All entries that follow are to be printed exactly as written.

--

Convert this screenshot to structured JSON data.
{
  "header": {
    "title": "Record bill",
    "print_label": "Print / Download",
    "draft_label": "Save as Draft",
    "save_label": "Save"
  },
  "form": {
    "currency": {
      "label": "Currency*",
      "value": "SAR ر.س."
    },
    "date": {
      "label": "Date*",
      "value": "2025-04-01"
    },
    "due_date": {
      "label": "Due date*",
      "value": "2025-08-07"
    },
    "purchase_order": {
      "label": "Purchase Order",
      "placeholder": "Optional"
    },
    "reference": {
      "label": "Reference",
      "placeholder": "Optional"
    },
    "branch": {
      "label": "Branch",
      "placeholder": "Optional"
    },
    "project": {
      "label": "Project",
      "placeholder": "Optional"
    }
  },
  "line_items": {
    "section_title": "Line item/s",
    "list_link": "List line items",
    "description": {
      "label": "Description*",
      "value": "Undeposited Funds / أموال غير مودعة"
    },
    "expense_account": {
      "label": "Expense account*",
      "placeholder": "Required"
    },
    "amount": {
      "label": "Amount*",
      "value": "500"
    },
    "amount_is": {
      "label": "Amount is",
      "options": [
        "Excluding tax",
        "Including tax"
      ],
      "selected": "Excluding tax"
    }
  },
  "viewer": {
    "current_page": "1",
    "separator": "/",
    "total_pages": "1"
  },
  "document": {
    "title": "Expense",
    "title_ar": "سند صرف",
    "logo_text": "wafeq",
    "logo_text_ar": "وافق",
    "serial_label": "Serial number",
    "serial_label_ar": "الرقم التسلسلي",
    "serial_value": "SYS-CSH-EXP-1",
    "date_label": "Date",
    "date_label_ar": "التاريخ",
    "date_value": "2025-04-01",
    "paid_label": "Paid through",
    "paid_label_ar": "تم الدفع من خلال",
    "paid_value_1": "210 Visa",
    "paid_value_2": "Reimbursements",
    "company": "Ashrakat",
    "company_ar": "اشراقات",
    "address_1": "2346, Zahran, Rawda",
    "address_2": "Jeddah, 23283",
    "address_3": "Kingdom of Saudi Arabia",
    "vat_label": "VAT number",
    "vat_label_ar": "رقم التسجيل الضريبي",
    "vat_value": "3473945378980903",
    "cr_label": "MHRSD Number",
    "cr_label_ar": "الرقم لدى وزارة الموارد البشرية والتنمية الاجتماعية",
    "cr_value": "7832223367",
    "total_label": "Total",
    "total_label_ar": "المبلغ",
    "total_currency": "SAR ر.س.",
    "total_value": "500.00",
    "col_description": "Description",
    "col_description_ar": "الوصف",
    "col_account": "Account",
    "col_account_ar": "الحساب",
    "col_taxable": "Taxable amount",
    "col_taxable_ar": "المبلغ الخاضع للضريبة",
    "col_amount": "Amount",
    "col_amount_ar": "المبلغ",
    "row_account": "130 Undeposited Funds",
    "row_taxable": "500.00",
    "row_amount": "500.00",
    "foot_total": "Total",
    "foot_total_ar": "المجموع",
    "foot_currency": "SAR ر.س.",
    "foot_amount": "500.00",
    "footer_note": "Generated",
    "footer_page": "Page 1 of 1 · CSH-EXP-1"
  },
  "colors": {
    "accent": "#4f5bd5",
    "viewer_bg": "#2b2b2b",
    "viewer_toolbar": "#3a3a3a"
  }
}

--

→ Answer to the exercise
Convert this screenshot to structured JSON data.
{
  "header": {
    "title": "Record bill",
    "print_label": "Print / Download",
    "draft_label": "Save as Draft",
    "save_label": "Save"
  },
  "form": {
    "currency": {
      "label": "Currency*",
      "value": "SAR ر.س."
    },
    "date": {
      "label": "Date*",
      "value": "2025-04-01"
    },
    "due_date": {
      "label": "Due date*",
      "value": "2025-08-07"
    },
    "purchase_order": {
      "label": "Purchase Order",
      "placeholder": "Optional"
    },
    "reference": {
      "label": "Reference",
      "placeholder": "Optional"
    },
    "branch": {
      "label": "Branch",
      "placeholder": "Optional"
    },
    "project": {
      "label": "Project",
      "placeholder": "Optional"
    }
  },
  "line_items": {
    "section_title": "Line item/s",
    "list_link": "List line items",
    "description": {
      "label": "Description*",
      "value": "Undeposited Funds / أموال غير مودعة"
    },
    "expense_account": {
      "label": "Expense account*",
      "placeholder": "Required"
    },
    "amount": {
      "label": "Amount*",
      "value": "500"
    },
    "amount_is": {
      "label": "Amount is",
      "options": [
        "Excluding tax",
        "Including tax"
      ],
      "selected": "Excluding tax"
    }
  },
  "viewer": {
    "current_page": "1",
    "separator": "/",
    "total_pages": "1"
  },
  "document": {
    "title": "Expense",
    "title_ar": "سند صرف",
    "logo_text": "wafeq",
    "logo_text_ar": "وافق",
    "serial_label": "Serial number",
    "serial_label_ar": "الرقم التسلسلي",
    "serial_value": "SYS-CSH-EXP-1",
    "date_label": "Date",
    "date_label_ar": "التاريخ",
    "date_value": "2025-04-01",
    "paid_label": "Paid through",
    "paid_label_ar": "تم الدفع من خلال",
    "paid_value_1": "210 Visa",
    "paid_value_2": "Reimbursements",
    "company": "Ashrakat",
    "company_ar": "اشراقات",
    "address_1": "2346, Zahran, Rawda",
    "address_2": "Jeddah, 23283",
    "address_3": "Kingdom of Saudi Arabia",
    "vat_label": "VAT number",
    "vat_label_ar": "رقم التسجيل الضريبي",
    "vat_value": "3473945378980903",
    "cr_label": "MHRSD Number",
    "cr_label_ar": "الرقم لدى وزارة الموارد البشرية والتنمية الاجتماعية",
    "cr_value": "7832223367",
    "total_label": "Total",
    "total_label_ar": "المبلغ",
    "total_currency": "SAR ر.س.",
    "total_value": "500.00",
    "col_description": "Description",
    "col_description_ar": "الوصف",
    "col_account": "Account",
    "col_account_ar": "الحساب",
    "col_taxable": "Taxable amount",
    "col_taxable_ar": "المبلغ الخاضع للضريبة",
    "col_amount": "Amount",
    "col_amount_ar": "المبلغ",
    "row_account": "130 Undeposited Funds",
    "row_taxable": "500.00",
    "row_amount": "500.00",
    "foot_total": "Total",
    "foot_total_ar": "المجموع",
    "foot_currency": "SAR ر.س.",
    "foot_amount": "500.00",
    "footer_note": "Generated",
    "footer_page": "Page 1 of 1 · CSH-EXP-1"
  },
  "colors": {
    "accent": "#4f5bd5",
    "viewer_bg": "#2b2b2b",
    "viewer_toolbar": "#3a3a3a"
  }
}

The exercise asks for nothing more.